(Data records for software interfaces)
........

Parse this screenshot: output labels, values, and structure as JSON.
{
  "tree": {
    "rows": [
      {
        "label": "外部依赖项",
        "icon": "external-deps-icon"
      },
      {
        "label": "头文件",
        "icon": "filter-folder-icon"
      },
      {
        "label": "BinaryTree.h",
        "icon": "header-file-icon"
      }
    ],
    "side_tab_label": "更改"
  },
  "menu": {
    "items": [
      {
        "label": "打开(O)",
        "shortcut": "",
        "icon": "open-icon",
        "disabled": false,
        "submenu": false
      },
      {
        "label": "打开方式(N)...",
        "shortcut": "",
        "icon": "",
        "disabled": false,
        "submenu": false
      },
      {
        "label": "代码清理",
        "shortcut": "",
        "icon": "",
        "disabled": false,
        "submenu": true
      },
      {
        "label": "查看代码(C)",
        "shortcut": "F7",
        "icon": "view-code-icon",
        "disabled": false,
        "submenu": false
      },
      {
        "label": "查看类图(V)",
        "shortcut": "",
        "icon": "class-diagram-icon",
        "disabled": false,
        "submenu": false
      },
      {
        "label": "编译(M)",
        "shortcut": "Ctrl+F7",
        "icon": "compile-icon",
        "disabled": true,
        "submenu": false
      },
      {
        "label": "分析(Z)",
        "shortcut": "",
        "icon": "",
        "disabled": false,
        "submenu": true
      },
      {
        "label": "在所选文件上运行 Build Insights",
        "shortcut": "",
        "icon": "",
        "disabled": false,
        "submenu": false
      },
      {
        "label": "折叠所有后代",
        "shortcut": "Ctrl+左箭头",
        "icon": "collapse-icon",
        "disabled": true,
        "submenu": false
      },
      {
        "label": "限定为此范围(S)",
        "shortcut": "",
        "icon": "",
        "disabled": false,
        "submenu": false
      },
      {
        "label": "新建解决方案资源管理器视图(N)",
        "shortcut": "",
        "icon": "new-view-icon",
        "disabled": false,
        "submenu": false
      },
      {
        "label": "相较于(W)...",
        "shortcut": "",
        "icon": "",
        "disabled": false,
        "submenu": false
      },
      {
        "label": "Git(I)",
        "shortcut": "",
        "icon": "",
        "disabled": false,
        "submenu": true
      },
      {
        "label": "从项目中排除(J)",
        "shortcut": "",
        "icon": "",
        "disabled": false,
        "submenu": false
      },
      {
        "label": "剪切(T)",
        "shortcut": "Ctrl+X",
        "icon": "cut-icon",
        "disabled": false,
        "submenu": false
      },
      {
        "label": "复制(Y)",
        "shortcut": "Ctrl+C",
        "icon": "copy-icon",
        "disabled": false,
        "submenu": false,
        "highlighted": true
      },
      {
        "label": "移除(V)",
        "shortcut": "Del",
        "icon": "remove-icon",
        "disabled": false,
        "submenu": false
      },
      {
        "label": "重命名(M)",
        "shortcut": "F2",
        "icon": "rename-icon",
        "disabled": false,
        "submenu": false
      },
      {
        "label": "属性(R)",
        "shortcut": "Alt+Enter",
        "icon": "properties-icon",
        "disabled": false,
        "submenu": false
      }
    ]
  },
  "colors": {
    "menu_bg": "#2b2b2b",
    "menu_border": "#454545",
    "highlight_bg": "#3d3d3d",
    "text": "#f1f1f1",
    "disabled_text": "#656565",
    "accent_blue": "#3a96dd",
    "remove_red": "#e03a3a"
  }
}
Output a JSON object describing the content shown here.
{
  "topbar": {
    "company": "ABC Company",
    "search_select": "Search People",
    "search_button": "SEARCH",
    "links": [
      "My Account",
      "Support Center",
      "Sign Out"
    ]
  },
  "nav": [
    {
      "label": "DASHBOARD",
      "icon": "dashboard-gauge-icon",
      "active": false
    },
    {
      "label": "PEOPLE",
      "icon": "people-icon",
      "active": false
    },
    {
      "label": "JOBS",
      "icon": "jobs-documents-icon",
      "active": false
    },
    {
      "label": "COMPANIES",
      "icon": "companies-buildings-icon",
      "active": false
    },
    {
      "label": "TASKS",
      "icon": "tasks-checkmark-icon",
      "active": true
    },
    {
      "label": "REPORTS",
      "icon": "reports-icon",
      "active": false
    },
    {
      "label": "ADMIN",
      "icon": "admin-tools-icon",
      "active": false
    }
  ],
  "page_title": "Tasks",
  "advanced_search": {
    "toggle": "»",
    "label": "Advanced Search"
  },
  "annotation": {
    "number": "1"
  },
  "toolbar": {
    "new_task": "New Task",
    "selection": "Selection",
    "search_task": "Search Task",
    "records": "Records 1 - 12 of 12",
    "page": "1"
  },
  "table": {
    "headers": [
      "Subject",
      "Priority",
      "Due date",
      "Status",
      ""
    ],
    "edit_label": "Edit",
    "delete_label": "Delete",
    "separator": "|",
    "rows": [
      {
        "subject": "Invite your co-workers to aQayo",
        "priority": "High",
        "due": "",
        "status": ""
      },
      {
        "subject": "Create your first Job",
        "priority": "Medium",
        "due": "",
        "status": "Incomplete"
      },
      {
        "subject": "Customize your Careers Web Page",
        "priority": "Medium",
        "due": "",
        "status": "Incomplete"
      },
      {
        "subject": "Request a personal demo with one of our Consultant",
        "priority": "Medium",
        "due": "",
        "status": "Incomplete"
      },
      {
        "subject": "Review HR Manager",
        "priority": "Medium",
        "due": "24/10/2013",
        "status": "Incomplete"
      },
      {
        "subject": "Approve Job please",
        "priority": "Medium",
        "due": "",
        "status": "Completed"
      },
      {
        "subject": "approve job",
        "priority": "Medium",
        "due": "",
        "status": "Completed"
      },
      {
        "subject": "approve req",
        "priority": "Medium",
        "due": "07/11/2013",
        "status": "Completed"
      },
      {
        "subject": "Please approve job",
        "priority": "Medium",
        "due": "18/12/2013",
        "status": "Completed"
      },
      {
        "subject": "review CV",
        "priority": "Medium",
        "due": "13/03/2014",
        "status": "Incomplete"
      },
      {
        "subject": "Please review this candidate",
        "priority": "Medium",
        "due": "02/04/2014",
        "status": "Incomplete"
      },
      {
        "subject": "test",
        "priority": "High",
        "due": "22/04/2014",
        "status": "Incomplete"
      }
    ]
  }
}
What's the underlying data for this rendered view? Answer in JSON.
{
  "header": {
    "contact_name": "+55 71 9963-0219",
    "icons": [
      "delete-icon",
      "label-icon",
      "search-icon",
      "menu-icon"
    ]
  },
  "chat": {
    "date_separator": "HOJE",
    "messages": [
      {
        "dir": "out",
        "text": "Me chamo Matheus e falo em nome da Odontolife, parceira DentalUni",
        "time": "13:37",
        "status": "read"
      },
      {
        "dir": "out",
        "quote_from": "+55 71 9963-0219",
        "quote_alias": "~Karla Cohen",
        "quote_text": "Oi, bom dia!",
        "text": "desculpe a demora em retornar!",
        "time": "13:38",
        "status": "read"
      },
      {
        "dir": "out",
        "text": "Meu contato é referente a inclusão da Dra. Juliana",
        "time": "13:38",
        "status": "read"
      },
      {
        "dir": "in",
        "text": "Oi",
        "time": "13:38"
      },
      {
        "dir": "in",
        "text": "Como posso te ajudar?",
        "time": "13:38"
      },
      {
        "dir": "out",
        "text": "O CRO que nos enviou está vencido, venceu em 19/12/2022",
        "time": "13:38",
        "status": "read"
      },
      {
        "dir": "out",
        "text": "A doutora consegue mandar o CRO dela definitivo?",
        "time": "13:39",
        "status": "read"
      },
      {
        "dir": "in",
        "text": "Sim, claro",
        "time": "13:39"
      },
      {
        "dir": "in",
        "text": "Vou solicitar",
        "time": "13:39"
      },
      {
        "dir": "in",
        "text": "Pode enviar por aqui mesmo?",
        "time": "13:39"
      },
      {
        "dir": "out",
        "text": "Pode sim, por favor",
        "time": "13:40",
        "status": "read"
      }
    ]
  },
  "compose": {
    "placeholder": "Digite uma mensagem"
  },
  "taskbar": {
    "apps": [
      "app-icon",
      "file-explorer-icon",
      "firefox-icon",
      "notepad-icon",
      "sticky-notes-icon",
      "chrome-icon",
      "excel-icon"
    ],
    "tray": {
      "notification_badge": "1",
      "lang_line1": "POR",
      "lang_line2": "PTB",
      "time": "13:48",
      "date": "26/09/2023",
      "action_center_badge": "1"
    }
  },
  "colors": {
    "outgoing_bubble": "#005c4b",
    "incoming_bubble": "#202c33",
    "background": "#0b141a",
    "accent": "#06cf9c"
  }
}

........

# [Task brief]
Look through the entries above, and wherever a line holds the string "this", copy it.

# [Exercise answer]
Parse this screenshot: output labels, values, and structure as JSON.
        "subject": "Please review this candidate",
What's the underlying data for this rendered view? Answer in JSON.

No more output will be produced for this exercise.